• THE PROBLEM:
Tally the lines below containing "private" and report only the total.

• PROVIDED MATERIAL:
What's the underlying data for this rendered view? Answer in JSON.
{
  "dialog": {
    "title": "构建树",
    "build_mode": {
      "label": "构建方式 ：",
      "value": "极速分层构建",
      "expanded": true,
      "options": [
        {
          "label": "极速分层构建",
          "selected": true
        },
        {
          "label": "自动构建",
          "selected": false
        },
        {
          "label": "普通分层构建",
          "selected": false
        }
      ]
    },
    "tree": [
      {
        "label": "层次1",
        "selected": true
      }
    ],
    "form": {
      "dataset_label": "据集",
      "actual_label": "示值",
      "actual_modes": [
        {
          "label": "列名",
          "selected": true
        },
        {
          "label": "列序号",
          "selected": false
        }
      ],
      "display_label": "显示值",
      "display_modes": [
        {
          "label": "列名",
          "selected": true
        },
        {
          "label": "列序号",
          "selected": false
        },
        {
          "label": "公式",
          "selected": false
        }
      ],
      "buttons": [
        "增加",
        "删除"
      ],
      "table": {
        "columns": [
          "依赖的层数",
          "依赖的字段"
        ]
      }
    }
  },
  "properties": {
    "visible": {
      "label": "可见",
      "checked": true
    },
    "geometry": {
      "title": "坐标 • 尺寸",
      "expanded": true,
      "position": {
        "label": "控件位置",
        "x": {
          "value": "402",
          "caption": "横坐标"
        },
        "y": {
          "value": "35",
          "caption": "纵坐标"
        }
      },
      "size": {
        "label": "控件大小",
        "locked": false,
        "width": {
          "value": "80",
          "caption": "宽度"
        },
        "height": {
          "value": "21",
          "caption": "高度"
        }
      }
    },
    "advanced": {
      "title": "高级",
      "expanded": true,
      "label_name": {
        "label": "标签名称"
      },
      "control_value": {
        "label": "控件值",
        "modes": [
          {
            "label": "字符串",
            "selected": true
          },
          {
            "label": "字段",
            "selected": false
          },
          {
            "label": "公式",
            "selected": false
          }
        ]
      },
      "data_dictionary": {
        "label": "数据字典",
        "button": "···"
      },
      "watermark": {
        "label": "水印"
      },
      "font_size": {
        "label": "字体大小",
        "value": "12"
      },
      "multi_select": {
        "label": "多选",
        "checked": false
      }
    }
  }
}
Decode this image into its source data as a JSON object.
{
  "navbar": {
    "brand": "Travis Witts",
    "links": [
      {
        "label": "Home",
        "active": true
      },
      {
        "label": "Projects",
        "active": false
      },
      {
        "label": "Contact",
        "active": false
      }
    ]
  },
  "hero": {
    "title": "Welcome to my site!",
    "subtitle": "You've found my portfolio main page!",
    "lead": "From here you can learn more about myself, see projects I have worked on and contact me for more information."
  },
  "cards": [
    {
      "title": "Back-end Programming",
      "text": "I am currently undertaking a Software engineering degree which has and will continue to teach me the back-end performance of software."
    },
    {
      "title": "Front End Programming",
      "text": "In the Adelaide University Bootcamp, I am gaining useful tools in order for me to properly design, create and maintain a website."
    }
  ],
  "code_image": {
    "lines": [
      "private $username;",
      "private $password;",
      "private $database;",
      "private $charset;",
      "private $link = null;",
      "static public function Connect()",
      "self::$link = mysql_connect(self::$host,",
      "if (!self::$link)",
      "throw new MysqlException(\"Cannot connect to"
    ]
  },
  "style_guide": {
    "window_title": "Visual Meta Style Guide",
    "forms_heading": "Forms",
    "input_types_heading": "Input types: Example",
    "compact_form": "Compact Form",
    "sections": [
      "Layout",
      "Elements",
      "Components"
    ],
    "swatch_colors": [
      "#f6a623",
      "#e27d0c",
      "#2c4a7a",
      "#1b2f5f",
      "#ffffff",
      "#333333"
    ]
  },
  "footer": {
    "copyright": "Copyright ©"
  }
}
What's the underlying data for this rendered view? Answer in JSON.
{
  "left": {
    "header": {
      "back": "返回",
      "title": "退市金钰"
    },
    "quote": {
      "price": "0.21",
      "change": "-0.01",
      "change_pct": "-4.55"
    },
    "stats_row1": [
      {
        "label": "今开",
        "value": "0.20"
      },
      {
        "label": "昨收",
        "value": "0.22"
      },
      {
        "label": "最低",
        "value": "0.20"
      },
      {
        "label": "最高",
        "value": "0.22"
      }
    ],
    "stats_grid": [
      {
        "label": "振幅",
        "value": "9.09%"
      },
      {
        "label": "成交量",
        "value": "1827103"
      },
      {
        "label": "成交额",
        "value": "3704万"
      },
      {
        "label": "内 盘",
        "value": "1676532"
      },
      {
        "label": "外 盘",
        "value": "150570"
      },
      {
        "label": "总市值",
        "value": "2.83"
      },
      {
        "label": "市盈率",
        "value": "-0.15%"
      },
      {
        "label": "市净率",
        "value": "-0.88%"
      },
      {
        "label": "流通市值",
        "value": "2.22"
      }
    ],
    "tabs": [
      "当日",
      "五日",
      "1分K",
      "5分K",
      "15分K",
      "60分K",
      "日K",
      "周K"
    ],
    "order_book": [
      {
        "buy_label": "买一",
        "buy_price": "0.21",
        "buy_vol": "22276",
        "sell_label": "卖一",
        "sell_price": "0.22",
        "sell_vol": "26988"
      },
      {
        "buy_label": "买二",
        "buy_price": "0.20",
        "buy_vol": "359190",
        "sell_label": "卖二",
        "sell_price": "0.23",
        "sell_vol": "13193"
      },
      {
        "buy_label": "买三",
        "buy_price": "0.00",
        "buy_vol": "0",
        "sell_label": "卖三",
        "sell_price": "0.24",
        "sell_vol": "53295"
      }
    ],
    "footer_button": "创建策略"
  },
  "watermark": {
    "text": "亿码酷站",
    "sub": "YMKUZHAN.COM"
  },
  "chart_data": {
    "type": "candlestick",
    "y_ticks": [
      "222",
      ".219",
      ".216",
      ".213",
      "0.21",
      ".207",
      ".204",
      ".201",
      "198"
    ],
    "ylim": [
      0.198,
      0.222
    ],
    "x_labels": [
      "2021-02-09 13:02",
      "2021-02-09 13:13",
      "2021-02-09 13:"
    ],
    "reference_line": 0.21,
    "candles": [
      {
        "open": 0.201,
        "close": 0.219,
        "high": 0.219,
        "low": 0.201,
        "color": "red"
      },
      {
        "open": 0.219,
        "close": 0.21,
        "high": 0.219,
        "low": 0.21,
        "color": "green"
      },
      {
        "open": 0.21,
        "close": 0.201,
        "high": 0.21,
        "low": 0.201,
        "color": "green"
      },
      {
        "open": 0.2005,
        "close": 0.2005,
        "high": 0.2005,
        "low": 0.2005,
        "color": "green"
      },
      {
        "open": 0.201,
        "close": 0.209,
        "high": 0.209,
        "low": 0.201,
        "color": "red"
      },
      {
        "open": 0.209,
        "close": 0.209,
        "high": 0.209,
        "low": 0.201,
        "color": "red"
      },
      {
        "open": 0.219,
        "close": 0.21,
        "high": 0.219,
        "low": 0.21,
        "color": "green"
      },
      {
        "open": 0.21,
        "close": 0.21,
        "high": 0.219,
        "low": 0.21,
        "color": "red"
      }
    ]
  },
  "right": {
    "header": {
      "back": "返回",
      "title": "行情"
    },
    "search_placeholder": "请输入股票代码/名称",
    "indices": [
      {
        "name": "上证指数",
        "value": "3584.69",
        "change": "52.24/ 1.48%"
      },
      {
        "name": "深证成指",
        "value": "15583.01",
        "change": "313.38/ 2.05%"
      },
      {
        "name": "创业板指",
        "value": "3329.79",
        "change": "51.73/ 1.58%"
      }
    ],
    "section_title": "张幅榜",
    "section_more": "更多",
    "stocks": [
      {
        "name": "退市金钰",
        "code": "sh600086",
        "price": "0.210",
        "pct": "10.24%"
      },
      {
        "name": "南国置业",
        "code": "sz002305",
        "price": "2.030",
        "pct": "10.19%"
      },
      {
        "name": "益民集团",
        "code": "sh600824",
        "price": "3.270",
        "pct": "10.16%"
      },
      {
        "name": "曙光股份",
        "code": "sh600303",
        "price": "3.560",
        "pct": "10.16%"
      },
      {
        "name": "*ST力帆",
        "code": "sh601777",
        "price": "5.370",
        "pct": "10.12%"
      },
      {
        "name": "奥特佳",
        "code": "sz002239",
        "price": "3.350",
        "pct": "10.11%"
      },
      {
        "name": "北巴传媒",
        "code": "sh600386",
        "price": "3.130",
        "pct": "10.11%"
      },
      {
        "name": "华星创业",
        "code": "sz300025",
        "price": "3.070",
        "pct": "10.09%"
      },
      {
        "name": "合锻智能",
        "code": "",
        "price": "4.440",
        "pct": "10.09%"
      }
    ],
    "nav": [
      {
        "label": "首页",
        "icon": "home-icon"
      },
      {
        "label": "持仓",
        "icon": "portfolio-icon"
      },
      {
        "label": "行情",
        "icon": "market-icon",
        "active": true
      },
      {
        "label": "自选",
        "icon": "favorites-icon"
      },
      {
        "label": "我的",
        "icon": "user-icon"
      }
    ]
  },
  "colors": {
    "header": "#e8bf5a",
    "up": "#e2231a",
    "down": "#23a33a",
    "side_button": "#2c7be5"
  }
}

• WRITTEN RESPONSE:
5